§ TASK BRIEF
Nothing but a number should be given: how many lines of the records include "value"?

Entries from a dataset of interfaces
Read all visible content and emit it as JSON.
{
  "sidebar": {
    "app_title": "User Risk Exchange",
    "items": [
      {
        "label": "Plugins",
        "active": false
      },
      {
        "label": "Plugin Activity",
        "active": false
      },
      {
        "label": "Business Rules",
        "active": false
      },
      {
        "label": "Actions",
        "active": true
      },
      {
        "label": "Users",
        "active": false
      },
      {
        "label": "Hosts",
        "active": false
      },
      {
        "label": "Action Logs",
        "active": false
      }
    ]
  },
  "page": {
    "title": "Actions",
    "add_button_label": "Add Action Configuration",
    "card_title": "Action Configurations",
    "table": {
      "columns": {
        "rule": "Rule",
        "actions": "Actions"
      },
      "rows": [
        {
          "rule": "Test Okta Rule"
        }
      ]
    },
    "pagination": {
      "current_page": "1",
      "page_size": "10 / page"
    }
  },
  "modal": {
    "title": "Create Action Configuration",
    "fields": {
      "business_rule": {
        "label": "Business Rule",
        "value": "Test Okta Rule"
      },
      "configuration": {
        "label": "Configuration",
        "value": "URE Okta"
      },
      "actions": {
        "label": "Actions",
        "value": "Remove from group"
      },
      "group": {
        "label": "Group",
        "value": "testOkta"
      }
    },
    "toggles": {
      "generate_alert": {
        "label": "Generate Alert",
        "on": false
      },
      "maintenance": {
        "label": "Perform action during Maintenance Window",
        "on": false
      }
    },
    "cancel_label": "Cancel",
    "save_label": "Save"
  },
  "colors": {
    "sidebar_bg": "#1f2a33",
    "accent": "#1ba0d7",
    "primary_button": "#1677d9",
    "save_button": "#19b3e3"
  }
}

§ RESULT OF THE EXERCISE
4